Overall evaluation of ITS products and services is an important activity because the performance of the road user will depend crucially on the usability of the ITS. A benefit of improving the ease and efficiency of ITS technology, is increased user satisfaction. This can provide business advantages, particularly when users have a choice of ITS products or services. Poor usability of ITS, such as a poor user interface, or inadequate and misleading dynamic signage, may have safety implications in the road environment. Good usability will help to manage and predict road user behaviour and so help increase road network performance. For all these reasons, the performance of ITS in terms of its usability needs to be measured. (See Evaluation)
Usability measurement requires assessment of the effectiveness, efficiency and satisfaction with which representative users carry out representative tasks in representative environments. This requires decisions to be made on the following key points:
Steps in performance measurement:
The process of measuring human performance when the driver is interacting with ITS (particularly when using information and communication devices) can yield safety benefits – although there are challenges with this form of human performance measurement in this context.
Driver distraction (not focussing on the road ahead and the driving task) is an important issue for road safety. ITS products, such as information and communication devices, can greatly assist the driver (for example by indicating suitable routes) but ITS can also be an additional source of distraction. Distraction can make drivers less aware of other road users such as pedestrians and road workers and less observant of speed limits and traffic lights. (See Road Safety)
Measuring driving performance when interacting with ITS requires specialist equipment and expertise. Measurements made in laboratory settings and driving simulators may not be representative of real driving behaviour. This is because in real driving contexts drivers can choose when to interact (or not) with devices – and can modify their driving style to compensate to some extent for other demands on their attention. On-road measurements have to be designed to be unobtrusive and representative. Field Operational Tests (FOTs) can be designed accordingly and used to investigate both mature and innovative systems. FOTs can involve both professional and ordinary drivers according to the focus of investigation. A “naturalistic” driving study aims to unobtrusively record driver behaviour. Analysis of the drive record is used to identify safety-related events such as distraction, although the interpretation of results can be problematic and controversial.
The weight of scientific evidence points to distraction being an important safety issue. Many governments and Road Operators have sought to restrict drivers’ use of ITS while driving. There are different national and local approaches ranging from guidelines and advice – to bans on specific activities or functions (such as texting or hand-held phone use).
Usability goals for an ITS product or service should be expressed in terms of the usability attribute – such as easy to learn, efficient to use, easy to remember, few errors, subjectively pleasing. Deciding on the relative importance of these goals depends on the ITS and the context but it helps to focus future evaluations on the most important aspects.
Not all performance measurements have to be quantitative but some simple examples of performance metrics that might be of interest to Road Operators are:
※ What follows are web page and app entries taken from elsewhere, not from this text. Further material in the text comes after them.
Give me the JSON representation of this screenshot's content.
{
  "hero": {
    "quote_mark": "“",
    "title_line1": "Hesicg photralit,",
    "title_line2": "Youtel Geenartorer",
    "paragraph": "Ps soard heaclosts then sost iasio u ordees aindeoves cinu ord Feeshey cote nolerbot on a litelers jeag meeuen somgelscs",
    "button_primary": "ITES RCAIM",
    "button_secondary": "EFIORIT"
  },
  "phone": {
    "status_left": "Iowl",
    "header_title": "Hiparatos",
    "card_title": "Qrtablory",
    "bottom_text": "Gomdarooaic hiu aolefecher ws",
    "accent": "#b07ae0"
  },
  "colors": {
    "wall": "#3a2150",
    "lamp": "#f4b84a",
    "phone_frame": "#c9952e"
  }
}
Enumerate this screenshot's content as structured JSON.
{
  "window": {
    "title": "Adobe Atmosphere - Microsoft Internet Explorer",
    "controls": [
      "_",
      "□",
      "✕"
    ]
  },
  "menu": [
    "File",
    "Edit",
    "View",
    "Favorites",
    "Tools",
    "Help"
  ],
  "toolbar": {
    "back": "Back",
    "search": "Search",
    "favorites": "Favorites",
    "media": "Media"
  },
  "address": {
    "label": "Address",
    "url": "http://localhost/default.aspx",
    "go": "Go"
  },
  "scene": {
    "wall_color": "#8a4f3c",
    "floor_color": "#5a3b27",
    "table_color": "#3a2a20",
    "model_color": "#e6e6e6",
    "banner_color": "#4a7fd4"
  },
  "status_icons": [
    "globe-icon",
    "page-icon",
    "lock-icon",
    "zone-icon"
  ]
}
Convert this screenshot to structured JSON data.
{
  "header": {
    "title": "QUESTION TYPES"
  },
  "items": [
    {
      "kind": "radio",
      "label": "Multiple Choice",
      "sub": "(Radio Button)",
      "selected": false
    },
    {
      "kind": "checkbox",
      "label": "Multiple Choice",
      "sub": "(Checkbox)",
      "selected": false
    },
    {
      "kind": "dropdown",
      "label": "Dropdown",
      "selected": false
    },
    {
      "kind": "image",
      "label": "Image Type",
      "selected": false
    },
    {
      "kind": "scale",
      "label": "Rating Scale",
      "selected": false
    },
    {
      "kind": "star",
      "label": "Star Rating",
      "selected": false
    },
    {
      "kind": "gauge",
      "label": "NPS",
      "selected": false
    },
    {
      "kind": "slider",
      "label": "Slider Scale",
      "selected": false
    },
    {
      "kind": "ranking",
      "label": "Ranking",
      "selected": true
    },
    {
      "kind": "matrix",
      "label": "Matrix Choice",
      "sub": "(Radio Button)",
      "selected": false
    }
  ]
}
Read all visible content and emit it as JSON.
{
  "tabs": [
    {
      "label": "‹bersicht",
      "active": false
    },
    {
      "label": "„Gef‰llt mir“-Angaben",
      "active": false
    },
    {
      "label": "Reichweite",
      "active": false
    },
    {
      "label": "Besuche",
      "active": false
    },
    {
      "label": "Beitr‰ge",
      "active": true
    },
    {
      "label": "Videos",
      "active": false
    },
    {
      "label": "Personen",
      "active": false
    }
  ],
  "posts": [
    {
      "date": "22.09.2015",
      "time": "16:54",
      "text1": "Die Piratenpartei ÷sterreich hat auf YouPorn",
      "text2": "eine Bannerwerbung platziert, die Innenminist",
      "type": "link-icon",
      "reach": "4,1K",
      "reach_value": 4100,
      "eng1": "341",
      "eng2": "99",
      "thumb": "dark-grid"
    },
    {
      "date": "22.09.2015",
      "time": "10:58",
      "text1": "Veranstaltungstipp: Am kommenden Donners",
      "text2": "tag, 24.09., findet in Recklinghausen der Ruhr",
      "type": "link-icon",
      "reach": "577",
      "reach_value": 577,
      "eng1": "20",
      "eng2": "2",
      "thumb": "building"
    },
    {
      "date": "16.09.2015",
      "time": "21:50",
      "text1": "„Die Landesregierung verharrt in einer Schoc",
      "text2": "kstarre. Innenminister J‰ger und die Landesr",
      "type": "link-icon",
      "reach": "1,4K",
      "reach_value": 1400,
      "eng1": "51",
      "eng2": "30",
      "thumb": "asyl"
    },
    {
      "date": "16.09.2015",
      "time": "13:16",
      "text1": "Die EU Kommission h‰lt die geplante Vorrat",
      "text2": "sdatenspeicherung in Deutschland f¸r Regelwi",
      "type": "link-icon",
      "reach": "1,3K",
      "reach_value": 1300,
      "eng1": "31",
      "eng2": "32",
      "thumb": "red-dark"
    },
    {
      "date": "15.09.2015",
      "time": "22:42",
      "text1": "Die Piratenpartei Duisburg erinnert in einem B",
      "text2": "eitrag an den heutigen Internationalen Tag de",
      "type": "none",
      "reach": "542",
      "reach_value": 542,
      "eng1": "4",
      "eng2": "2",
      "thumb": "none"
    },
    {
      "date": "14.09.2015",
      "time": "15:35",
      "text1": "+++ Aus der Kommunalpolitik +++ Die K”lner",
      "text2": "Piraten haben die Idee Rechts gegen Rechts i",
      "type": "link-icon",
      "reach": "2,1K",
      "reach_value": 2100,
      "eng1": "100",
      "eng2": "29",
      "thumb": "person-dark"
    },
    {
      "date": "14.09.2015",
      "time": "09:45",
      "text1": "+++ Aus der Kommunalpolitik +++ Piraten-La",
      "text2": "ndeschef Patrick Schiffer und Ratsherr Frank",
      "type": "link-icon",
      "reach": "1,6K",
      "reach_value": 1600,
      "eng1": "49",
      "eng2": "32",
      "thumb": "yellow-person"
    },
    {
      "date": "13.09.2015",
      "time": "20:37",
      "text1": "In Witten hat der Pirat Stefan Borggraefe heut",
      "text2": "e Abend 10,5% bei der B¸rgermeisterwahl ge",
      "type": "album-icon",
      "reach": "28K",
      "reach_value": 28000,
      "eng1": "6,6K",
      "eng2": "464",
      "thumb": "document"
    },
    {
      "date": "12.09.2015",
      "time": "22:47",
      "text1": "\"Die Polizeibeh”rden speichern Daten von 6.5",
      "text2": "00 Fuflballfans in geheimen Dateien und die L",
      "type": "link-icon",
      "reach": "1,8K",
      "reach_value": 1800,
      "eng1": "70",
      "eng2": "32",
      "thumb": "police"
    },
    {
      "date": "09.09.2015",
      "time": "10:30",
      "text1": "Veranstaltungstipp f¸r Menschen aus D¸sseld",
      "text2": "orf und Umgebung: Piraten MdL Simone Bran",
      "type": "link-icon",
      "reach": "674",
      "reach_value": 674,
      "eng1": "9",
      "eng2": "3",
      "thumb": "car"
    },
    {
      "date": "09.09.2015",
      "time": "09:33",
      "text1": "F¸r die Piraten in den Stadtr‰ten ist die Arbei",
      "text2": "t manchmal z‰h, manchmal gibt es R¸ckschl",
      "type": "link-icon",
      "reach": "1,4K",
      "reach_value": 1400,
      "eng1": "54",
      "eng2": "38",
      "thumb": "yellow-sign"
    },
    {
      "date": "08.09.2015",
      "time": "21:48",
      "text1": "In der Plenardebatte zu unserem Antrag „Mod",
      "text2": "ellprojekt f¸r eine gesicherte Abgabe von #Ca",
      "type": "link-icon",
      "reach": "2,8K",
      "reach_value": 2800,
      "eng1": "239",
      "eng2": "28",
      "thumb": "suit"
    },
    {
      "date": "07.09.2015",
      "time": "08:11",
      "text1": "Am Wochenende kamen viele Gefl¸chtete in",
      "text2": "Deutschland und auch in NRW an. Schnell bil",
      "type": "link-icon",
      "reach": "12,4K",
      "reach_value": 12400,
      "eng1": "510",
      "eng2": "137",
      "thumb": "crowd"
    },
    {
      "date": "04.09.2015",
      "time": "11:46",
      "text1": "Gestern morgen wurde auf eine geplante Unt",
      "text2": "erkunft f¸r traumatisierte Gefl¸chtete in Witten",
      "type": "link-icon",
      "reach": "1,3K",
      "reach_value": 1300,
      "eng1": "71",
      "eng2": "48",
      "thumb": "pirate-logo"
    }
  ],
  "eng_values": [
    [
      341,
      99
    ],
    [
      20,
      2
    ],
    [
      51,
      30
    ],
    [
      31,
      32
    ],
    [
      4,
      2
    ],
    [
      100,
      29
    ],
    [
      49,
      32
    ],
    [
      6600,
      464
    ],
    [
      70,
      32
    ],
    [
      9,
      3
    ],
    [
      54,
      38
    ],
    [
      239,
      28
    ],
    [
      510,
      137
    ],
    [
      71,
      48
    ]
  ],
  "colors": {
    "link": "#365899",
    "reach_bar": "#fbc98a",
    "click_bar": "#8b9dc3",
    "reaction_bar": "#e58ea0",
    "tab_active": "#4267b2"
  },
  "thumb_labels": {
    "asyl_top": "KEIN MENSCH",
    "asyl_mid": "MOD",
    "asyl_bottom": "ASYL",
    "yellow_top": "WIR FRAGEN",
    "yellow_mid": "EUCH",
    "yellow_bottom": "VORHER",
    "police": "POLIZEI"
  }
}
It is also important to collect qualitative data. This can help explain the reasons behind a particular performance and may uncover the user's mental processes and beliefs about how the ITS operates (which may be correct or incorrect).
Performance testing can be complex. Consult human factors professionals where necessary and:
Simple descriptive statistics (such as average values and spread) may be sufficient to characterise the particular performance metric – but: